Hygiene in most hospitals in Cote d’Ivoire is so low that the ministry of health has launched a nationwide clean-up campaign.
“We hope to eliminate from our hospitals [bad] practices that add risks to patients’ health,” Health Minister Rémi Allah Kouadio told journalists at the campaign’s launch on 28 March in Abidjan.
He said Ivorians are at “very great risk” of infection every time they seek medical treatment, although he also said that the extent to which facilities are contaminated has not yet been properly researched.
The director of public health Alexandre N’Guessan said he believed that most of the infections occur because medical waste has not been properly disposed of as health workers are not following established norms.
“Ignoring basic rules of hygiene constitutes a danger,” he said.
Some 20 percent of medical waste produced in hospitals is hazardous, according to the World Health Organization. The reuse of dirty syringes causes between 80,000 and 160,000 new HIV infections every year worldwide, as well as millions of cases of hepatitis B and C.
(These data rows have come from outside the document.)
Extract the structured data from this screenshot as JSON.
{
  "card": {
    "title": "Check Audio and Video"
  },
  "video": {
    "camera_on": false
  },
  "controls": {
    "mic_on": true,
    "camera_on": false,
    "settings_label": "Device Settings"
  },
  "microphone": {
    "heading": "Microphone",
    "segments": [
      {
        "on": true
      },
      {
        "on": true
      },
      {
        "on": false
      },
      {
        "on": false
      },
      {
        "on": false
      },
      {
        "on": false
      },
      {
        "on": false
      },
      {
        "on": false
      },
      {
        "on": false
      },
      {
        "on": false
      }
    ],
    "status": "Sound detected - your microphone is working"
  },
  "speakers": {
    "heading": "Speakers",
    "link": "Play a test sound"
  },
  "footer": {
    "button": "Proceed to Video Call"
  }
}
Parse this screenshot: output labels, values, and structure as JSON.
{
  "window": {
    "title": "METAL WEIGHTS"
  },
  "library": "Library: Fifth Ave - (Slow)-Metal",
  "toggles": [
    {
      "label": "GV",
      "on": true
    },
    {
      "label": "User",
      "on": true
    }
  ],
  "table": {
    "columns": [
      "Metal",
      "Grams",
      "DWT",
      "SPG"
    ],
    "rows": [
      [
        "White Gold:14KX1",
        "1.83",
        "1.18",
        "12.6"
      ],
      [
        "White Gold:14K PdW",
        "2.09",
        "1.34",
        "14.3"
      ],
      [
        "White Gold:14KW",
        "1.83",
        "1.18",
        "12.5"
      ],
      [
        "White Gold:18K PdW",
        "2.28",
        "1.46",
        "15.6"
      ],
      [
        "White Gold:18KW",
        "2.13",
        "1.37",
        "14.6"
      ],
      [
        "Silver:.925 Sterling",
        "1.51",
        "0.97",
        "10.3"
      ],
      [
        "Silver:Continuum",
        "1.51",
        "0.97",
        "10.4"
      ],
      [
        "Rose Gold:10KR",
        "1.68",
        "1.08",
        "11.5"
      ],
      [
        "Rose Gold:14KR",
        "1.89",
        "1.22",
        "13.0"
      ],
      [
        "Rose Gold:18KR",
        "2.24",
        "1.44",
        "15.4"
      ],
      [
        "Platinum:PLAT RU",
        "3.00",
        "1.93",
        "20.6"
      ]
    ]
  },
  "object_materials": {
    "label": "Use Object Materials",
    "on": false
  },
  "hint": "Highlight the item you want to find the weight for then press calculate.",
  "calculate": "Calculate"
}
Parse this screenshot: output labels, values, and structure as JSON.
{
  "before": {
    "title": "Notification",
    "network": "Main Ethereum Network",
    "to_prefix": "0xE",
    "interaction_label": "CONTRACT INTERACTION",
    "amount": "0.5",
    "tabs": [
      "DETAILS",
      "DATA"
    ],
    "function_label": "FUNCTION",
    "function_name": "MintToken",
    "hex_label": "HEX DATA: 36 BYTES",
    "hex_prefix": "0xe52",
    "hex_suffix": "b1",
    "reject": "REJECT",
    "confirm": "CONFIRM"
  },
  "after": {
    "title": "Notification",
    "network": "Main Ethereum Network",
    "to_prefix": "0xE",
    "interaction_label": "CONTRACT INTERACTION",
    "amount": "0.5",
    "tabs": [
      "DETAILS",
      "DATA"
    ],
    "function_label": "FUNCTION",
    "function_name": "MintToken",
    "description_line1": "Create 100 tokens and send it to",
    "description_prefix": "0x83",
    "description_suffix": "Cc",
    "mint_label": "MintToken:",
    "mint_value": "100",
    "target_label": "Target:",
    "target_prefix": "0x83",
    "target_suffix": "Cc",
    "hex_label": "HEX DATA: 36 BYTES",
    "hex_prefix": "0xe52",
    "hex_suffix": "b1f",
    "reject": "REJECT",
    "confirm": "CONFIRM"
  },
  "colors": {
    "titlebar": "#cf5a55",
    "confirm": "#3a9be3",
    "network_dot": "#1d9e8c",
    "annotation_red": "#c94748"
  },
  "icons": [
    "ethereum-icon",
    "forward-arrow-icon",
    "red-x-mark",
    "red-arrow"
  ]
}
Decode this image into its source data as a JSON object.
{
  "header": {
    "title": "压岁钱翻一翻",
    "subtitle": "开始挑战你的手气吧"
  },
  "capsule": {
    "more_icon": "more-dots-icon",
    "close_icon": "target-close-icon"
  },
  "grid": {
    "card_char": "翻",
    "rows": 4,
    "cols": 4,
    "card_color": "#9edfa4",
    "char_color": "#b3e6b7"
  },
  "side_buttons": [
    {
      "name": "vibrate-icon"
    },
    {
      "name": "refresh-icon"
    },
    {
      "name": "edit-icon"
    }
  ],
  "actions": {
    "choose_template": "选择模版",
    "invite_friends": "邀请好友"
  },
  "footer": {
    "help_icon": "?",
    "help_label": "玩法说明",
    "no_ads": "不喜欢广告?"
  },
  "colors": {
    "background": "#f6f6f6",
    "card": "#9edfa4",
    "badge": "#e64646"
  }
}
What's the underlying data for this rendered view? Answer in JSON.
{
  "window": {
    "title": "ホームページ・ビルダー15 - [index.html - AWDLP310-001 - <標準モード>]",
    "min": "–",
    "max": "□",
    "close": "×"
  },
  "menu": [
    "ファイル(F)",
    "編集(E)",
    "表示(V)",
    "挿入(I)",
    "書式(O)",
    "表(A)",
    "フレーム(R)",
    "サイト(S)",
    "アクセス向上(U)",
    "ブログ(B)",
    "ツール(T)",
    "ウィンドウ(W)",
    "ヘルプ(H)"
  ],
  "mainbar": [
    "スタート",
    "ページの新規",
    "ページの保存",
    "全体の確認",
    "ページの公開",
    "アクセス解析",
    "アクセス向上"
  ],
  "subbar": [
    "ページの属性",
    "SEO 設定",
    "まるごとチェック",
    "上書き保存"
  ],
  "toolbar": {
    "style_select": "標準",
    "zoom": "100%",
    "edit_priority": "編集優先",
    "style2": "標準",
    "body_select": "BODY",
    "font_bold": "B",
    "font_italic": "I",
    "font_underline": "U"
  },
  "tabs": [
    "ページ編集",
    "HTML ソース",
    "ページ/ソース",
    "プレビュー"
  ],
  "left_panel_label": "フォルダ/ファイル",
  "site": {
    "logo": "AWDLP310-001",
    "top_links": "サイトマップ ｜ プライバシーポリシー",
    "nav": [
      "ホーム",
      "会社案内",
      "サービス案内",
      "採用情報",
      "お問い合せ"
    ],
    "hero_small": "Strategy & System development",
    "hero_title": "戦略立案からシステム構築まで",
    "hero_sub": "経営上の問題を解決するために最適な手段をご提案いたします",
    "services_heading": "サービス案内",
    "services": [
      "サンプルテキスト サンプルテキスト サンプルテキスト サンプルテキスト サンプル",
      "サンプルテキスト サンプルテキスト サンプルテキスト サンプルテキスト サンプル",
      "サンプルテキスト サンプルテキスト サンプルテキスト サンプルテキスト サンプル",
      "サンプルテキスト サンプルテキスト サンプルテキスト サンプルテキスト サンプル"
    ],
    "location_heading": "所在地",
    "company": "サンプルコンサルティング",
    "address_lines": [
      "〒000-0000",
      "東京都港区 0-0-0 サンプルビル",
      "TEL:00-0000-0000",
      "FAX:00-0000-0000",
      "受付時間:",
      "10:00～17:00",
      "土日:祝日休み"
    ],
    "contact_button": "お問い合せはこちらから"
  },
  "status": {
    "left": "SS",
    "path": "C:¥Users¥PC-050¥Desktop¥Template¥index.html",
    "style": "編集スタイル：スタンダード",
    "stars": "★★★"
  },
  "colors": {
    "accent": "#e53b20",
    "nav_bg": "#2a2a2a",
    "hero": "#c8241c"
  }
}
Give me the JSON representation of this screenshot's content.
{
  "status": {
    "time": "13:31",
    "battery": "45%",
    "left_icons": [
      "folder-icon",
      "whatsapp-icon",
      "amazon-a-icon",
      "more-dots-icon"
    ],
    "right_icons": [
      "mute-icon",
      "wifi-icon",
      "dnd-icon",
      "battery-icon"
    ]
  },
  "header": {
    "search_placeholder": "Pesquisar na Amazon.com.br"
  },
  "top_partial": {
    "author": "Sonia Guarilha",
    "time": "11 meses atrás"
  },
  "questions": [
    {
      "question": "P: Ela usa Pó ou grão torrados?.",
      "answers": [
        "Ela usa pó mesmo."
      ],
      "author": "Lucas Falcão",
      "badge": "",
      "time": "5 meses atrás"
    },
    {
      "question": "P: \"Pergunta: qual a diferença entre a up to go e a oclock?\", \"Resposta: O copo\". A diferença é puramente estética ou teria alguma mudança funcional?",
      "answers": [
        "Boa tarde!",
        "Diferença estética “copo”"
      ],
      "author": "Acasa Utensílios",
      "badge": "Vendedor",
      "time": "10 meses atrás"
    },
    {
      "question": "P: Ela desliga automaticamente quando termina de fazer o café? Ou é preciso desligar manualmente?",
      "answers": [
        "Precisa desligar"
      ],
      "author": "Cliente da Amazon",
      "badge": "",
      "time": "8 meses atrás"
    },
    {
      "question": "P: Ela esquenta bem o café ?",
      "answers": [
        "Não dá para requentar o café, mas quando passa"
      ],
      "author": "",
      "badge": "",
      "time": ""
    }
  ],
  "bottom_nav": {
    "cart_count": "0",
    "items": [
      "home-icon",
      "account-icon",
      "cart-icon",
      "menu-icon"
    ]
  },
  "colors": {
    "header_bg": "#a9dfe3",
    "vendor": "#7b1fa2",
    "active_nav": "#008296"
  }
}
The new government programme will attempt to make medical staff more aware of how to dispose of medical waste and how to keep health facilities more hygienic.